■ **TASK ITEM**:
The records below must be repeated exactly, but without their pictures.

■ **TASK INPUT**:
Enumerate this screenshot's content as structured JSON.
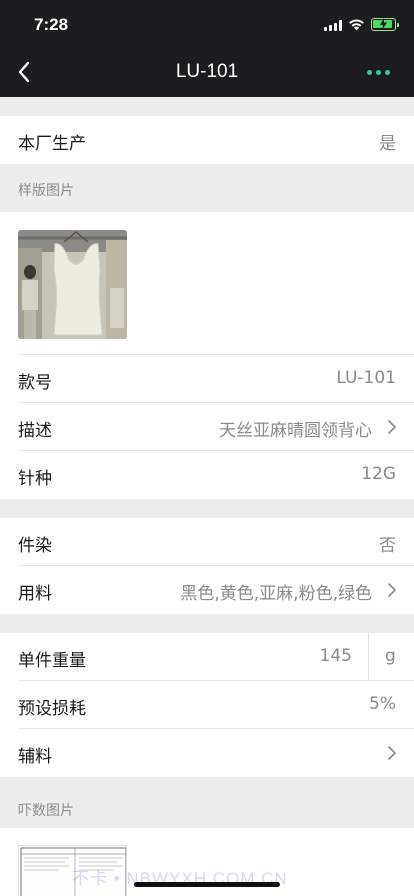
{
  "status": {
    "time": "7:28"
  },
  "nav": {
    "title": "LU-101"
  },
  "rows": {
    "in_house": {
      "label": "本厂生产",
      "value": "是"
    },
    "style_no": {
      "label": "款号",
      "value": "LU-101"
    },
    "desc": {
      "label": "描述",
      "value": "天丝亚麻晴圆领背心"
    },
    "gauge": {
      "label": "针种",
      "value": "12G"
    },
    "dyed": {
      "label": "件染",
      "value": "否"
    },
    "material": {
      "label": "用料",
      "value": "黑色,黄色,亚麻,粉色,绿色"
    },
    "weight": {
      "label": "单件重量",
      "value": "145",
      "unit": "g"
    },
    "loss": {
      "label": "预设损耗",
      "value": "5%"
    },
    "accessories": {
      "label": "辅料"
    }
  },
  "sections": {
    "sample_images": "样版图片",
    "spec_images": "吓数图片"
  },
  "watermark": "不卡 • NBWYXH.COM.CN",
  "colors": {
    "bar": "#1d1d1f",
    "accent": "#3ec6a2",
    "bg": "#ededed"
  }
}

■ **SOLUTION FOR THIS PROBLEM**:
Enumerate this screenshot's content as structured JSON.
{
  "status": {
    "time": "7:28"
  },
  "nav": {
    "title": "LU-101"
  },
  "rows": {
    "in_house": {
      "label": "本厂生产",
      "value": "是"
    },
    "style_no": {
      "label": "款号",
      "value": "LU-101"
    },
    "desc": {
      "label": "描述",
      "value": "天丝亚麻晴圆领背心"
    },
    "gauge": {
      "label": "针种",
      "value": "12G"
    },
    "dyed": {
      "label": "件染",
      "value": "否"
    },
    "material": {
      "label": "用料",
      "value": "黑色,黄色,亚麻,粉色,绿色"
    },
    "weight": {
      "label": "单件重量",
      "value": "145",
      "unit": "g"
    },
    "loss": {
      "label": "预设损耗",
      "value": "5%"
    },
    "accessories": {
      "label": "辅料"
    }
  },
  "sections": {
    "sample_images": "样版图片",
    "spec_images": "吓数图片"
  },
  "watermark": "不卡 • NBWYXH.COM.CN",
  "colors": {
    "bar": "#1d1d1f",
    "accent": "#3ec6a2",
    "bg": "#ededed"
  }
}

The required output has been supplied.